TASK STATEMENT —
Look through the data below and count each line where the word "active" appears. Reply with the count alone.

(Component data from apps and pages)

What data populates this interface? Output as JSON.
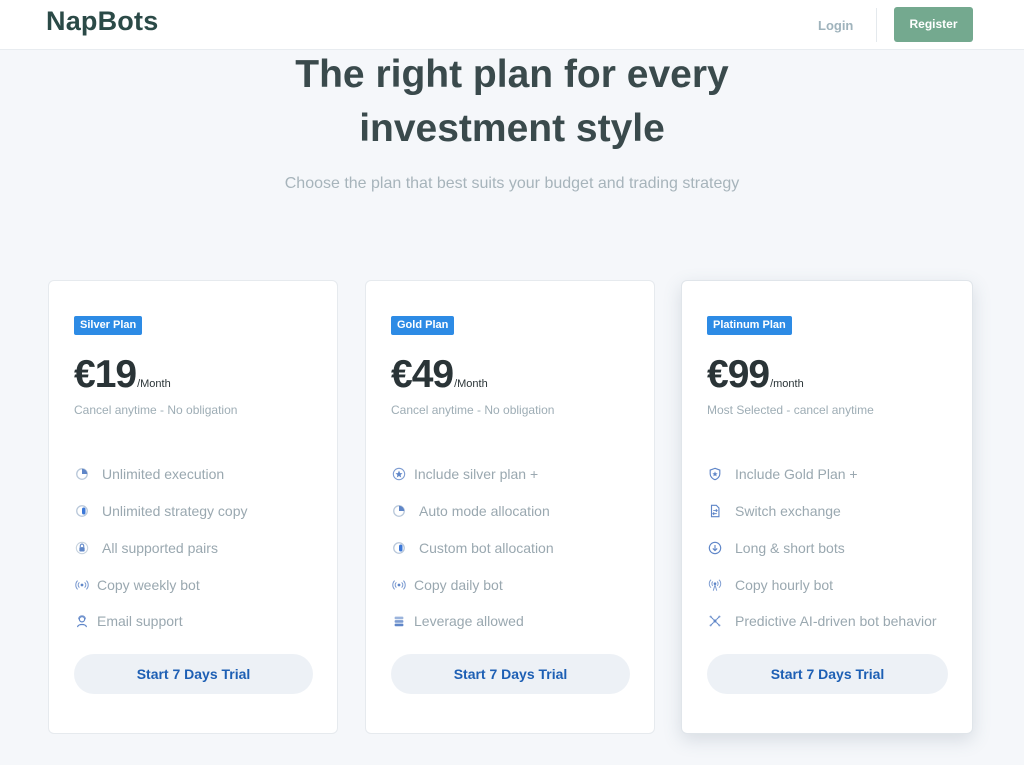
{
  "header": {
    "logo": "NapBots",
    "login_label": "Login",
    "register_label": "Register"
  },
  "hero": {
    "title_line1": "The right plan for every",
    "title_line2": "investment style",
    "subtitle": "Choose the plan that best suits your budget and trading strategy"
  },
  "colors": {
    "brand_green": "#74a98f",
    "badge_blue": "#2d8be5",
    "cta_text": "#1d5fb4",
    "feature_icon": "#6d8fc9"
  },
  "plans": [
    {
      "badge": "Silver Plan",
      "price": "€19",
      "period": "/Month",
      "note": "Cancel anytime - No obligation",
      "features": [
        {
          "icon": "pie-chart-icon",
          "label": "Unlimited execution"
        },
        {
          "icon": "toggle-icon",
          "label": "Unlimited strategy copy"
        },
        {
          "icon": "lock-icon",
          "label": "All supported pairs"
        },
        {
          "icon": "broadcast-icon",
          "label": "Copy weekly bot"
        },
        {
          "icon": "support-agent-icon",
          "label": "Email support"
        }
      ],
      "cta": "Start 7 Days Trial"
    },
    {
      "badge": "Gold Plan",
      "price": "€49",
      "period": "/Month",
      "note": "Cancel anytime - No obligation",
      "features": [
        {
          "icon": "star-circle-icon",
          "label": "Include silver plan +"
        },
        {
          "icon": "pie-chart-icon",
          "label": "Auto mode allocation"
        },
        {
          "icon": "toggle-icon",
          "label": "Custom bot allocation"
        },
        {
          "icon": "broadcast-icon",
          "label": "Copy daily bot"
        },
        {
          "icon": "stack-icon",
          "label": "Leverage allowed"
        }
      ],
      "cta": "Start 7 Days Trial"
    },
    {
      "badge": "Platinum Plan",
      "price": "€99",
      "period": "/month",
      "note": "Most Selected - cancel anytime",
      "features": [
        {
          "icon": "shield-star-icon",
          "label": "Include Gold Plan +"
        },
        {
          "icon": "swap-document-icon",
          "label": "Switch exchange"
        },
        {
          "icon": "arrow-down-circle-icon",
          "label": "Long & short bots"
        },
        {
          "icon": "broadcast-tower-icon",
          "label": "Copy hourly bot"
        },
        {
          "icon": "ai-network-icon",
          "label": "Predictive AI-driven bot behavior"
        }
      ],
      "cta": "Start 7 Days Trial"
    }
  ]
}
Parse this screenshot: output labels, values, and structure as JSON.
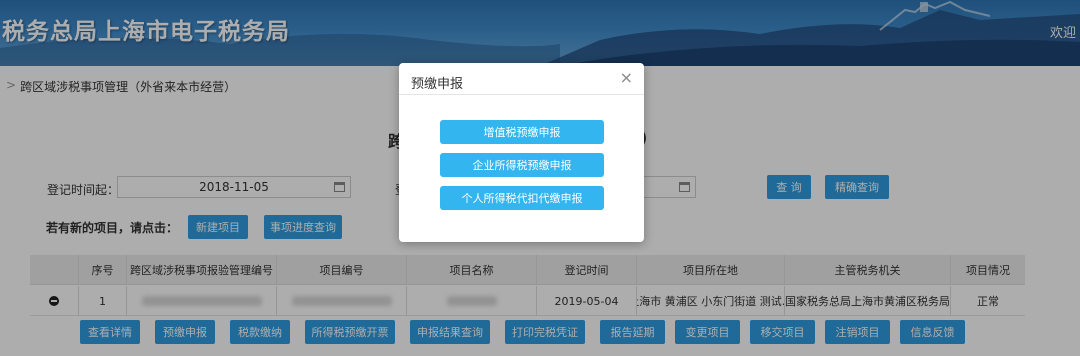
{
  "header": {
    "title": "税务总局上海市电子税务局",
    "welcome": "欢迎"
  },
  "breadcrumb": {
    "separator": ">",
    "current": "跨区域涉税事项管理（外省来本市经营）"
  },
  "page": {
    "title_start": "跨",
    "title_end": ")",
    "start_date_label": "登记时间起：",
    "start_date_value": "2018-11-05",
    "end_date_label": "登",
    "end_date_value": "",
    "query_label": "查 询",
    "precise_query_label": "精确查询",
    "new_project_prompt": "若有新的项目，请点击：",
    "new_project_label": "新建项目",
    "progress_query_label": "事项进度查询"
  },
  "table": {
    "columns": [
      "序号",
      "跨区域涉税事项报验管理编号",
      "项目编号",
      "项目名称",
      "登记时间",
      "项目所在地",
      "主管税务机关",
      "项目情况"
    ],
    "row": {
      "index": "1",
      "date": "2019-05-04",
      "location": "上海市 黄浦区 小东门街道 测试…",
      "tax_office": "国家税务总局上海市黄浦区税务局",
      "status": "正常"
    },
    "actions": [
      "查看详情",
      "预缴申报",
      "税款缴纳",
      "所得税预缴开票",
      "申报结果查询",
      "打印完税凭证",
      "报告延期",
      "变更项目",
      "移交项目",
      "注销项目",
      "信息反馈"
    ]
  },
  "modal": {
    "title": "预缴申报",
    "close": "×",
    "options": [
      "增值税预缴申报",
      "企业所得税预缴申报",
      "个人所得税代扣代缴申报"
    ]
  },
  "colors": {
    "primary_button": "#2f9de0",
    "modal_button": "#33b5f0",
    "header": "#2f76b6"
  }
}
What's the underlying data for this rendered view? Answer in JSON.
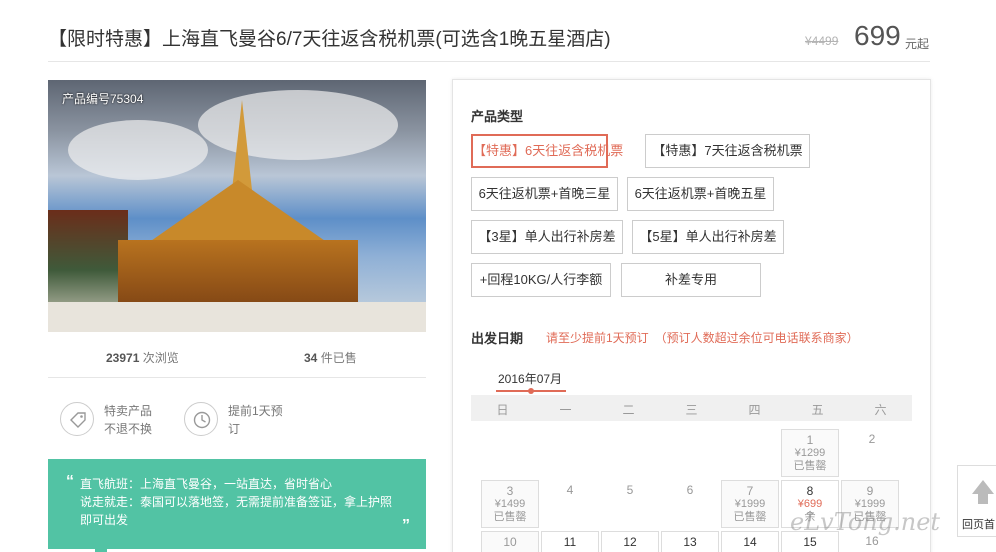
{
  "header": {
    "title": "【限时特惠】上海直飞曼谷6/7天往返含税机票(可选含1晚五星酒店)",
    "old_price": "¥4499",
    "price": "699",
    "price_unit": "元起"
  },
  "product": {
    "code": "产品编号75304",
    "views_count": "23971",
    "views_label": " 次浏览",
    "sold_count": "34",
    "sold_label": " 件已售"
  },
  "features": [
    {
      "icon": "tag-icon",
      "line1": "特卖产品",
      "line2": "不退不换"
    },
    {
      "icon": "clock-icon",
      "line1": "提前1天预",
      "line2": "订"
    }
  ],
  "quote": {
    "open": "“",
    "line1": "直飞航班：上海直飞曼谷，一站直达，省时省心",
    "line2": "说走就走：泰国可以落地签，无需提前准备签证，拿上护照",
    "line3": "即可出发",
    "close": "”"
  },
  "booking": {
    "type_label": "产品类型",
    "options": [
      "【特惠】6天往返含税机票",
      "【特惠】7天往返含税机票",
      "6天往返机票+首晚三星",
      "6天往返机票+首晚五星",
      "【3星】单人出行补房差",
      "【5星】单人出行补房差",
      "+回程10KG/人行李额",
      "补差专用"
    ],
    "date_label": "出发日期",
    "date_note": "请至少提前1天预订　（预订人数超过余位可电话联系商家）",
    "month": "2016年07月",
    "weekdays": [
      "日",
      "一",
      "二",
      "三",
      "四",
      "五",
      "六"
    ]
  },
  "calendar": {
    "c1": {
      "day": "1",
      "price": "¥1299",
      "status": "已售罄"
    },
    "c2": {
      "day": "2"
    },
    "c3": {
      "day": "3",
      "price": "¥1499",
      "status": "已售罄"
    },
    "c4": {
      "day": "4"
    },
    "c5": {
      "day": "5"
    },
    "c6": {
      "day": "6"
    },
    "c7": {
      "day": "7",
      "price": "¥1999",
      "status": "已售罄"
    },
    "c8": {
      "day": "8",
      "price": "¥699",
      "status": "余"
    },
    "c9": {
      "day": "9",
      "price": "¥1999",
      "status": "已售罄"
    },
    "c10": {
      "day": "10"
    },
    "c11": {
      "day": "11"
    },
    "c12": {
      "day": "12"
    },
    "c13": {
      "day": "13"
    },
    "c14": {
      "day": "14"
    },
    "c15": {
      "day": "15"
    },
    "c16": {
      "day": "16"
    }
  },
  "totop": {
    "label": "回页首"
  },
  "watermark": "eLvTong.net",
  "colors": {
    "accent": "#e06b57",
    "quote_bg": "#52c3a4"
  }
}
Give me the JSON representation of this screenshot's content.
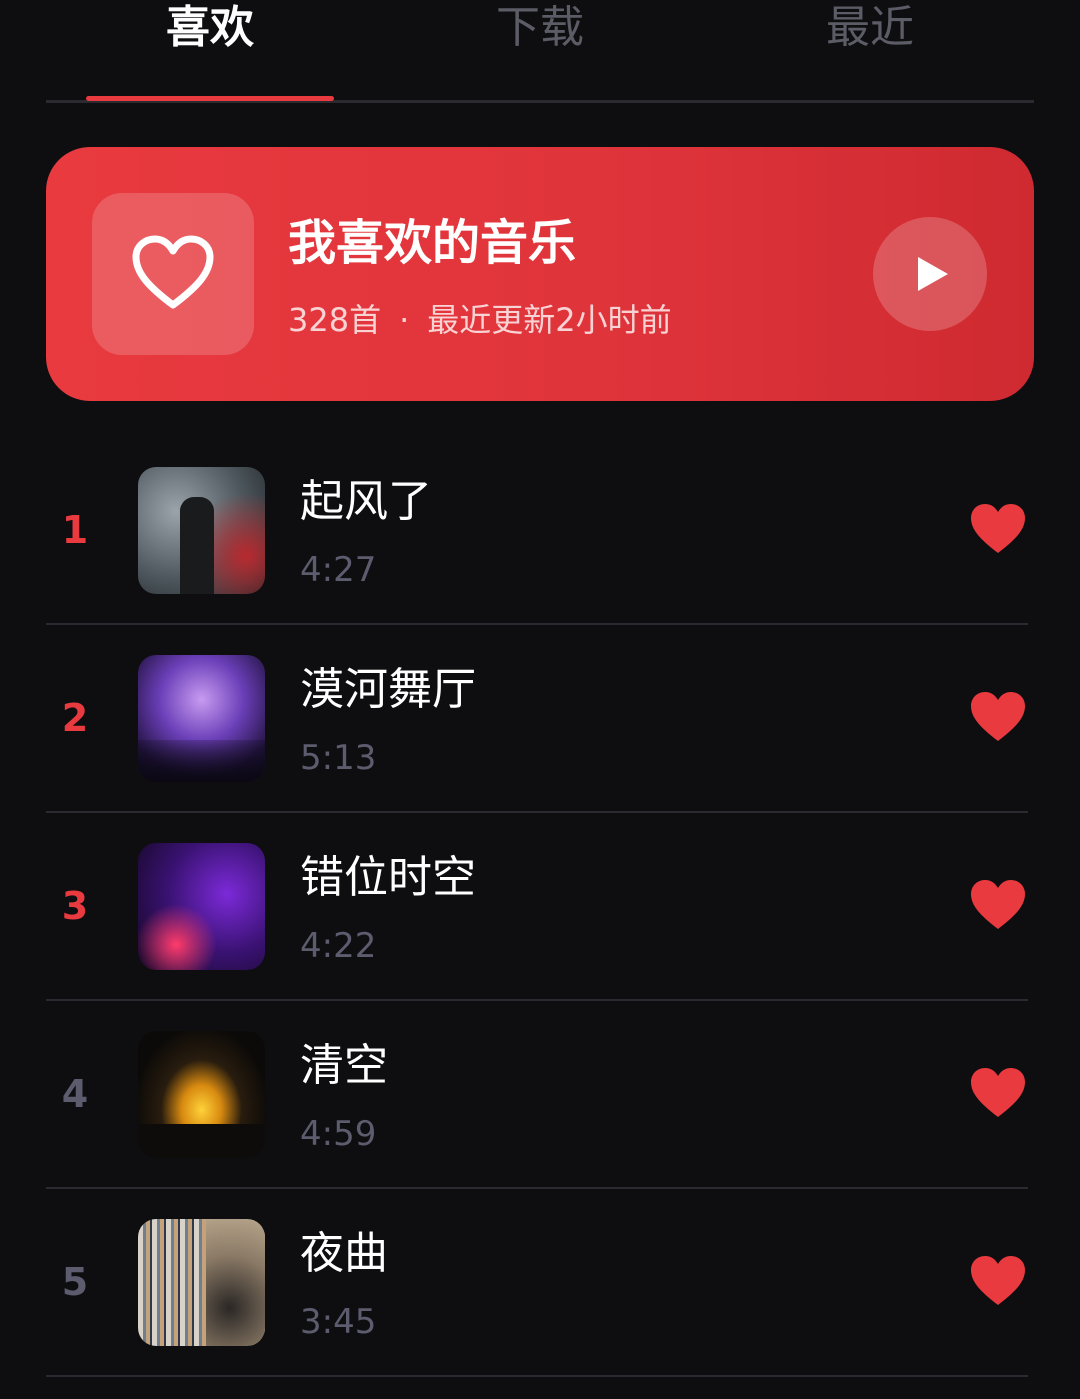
{
  "tabs": [
    {
      "label": "喜欢",
      "active": true
    },
    {
      "label": "下载",
      "active": false
    },
    {
      "label": "最近",
      "active": false
    }
  ],
  "hero": {
    "title": "我喜欢的音乐",
    "count": "328首",
    "separator": "·",
    "updated": "最近更新2小时前",
    "icon": "heart-outline-icon",
    "play_icon": "play-icon"
  },
  "songs": [
    {
      "rank": "1",
      "title": "起风了",
      "duration": "4:27",
      "liked": true
    },
    {
      "rank": "2",
      "title": "漠河舞厅",
      "duration": "5:13",
      "liked": true
    },
    {
      "rank": "3",
      "title": "错位时空",
      "duration": "4:22",
      "liked": true
    },
    {
      "rank": "4",
      "title": "清空",
      "duration": "4:59",
      "liked": true
    },
    {
      "rank": "5",
      "title": "夜曲",
      "duration": "3:45",
      "liked": true
    }
  ],
  "colors": {
    "accent": "#e83a3f",
    "background": "#0e0e11",
    "muted": "#5c5c6e"
  }
}
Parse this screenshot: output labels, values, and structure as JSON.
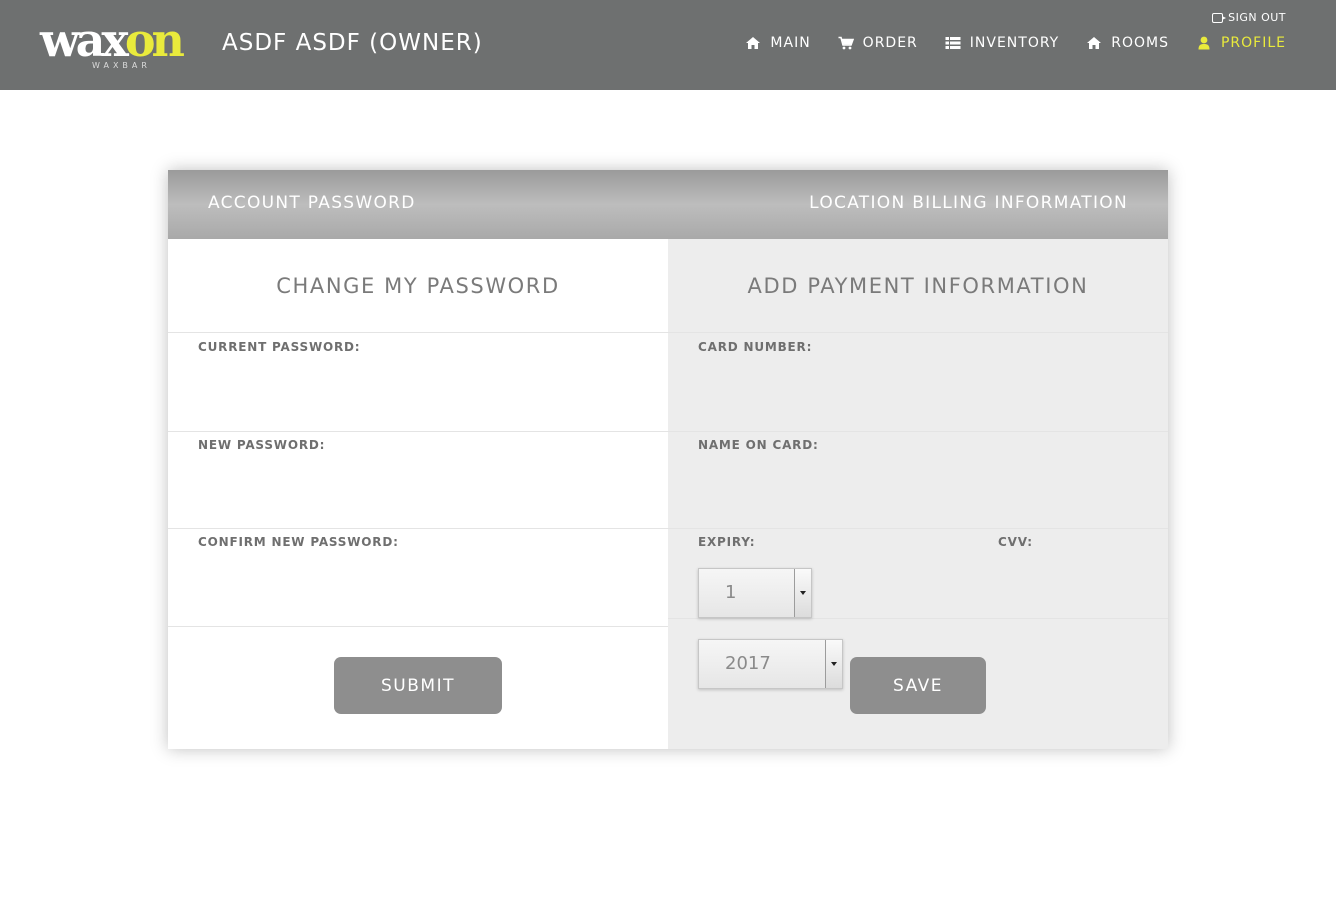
{
  "header": {
    "logo": {
      "word_main": "wax",
      "word_accent": "on",
      "subtitle": "WAXBAR"
    },
    "user_title": "ASDF ASDF (OWNER)",
    "sign_out": "SIGN OUT",
    "nav": [
      {
        "label": "MAIN",
        "icon": "home-icon"
      },
      {
        "label": "ORDER",
        "icon": "cart-icon"
      },
      {
        "label": "INVENTORY",
        "icon": "list-icon"
      },
      {
        "label": "ROOMS",
        "icon": "home-icon"
      },
      {
        "label": "PROFILE",
        "icon": "user-icon",
        "active": true
      }
    ]
  },
  "tabs": {
    "left": "ACCOUNT PASSWORD",
    "right": "LOCATION BILLING INFORMATION"
  },
  "password": {
    "title": "CHANGE MY PASSWORD",
    "current_label": "CURRENT PASSWORD:",
    "current_value": "",
    "new_label": "NEW PASSWORD:",
    "new_value": "",
    "confirm_label": "CONFIRM NEW PASSWORD:",
    "confirm_value": "",
    "submit_label": "SUBMIT"
  },
  "payment": {
    "title": "ADD PAYMENT INFORMATION",
    "card_number_label": "CARD NUMBER:",
    "card_number_value": "",
    "name_label": "NAME ON CARD:",
    "name_value": "",
    "expiry_label": "EXPIRY:",
    "cvv_label": "CVV:",
    "expiry_month": "1",
    "expiry_year": "2017",
    "save_label": "SAVE"
  },
  "colors": {
    "header_bg": "#6e7070",
    "accent": "#e9ea3c",
    "button_bg": "#8e8e8e",
    "right_pane_bg": "#ededed"
  }
}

SOLUTION FOR THIS PROBLEM —
4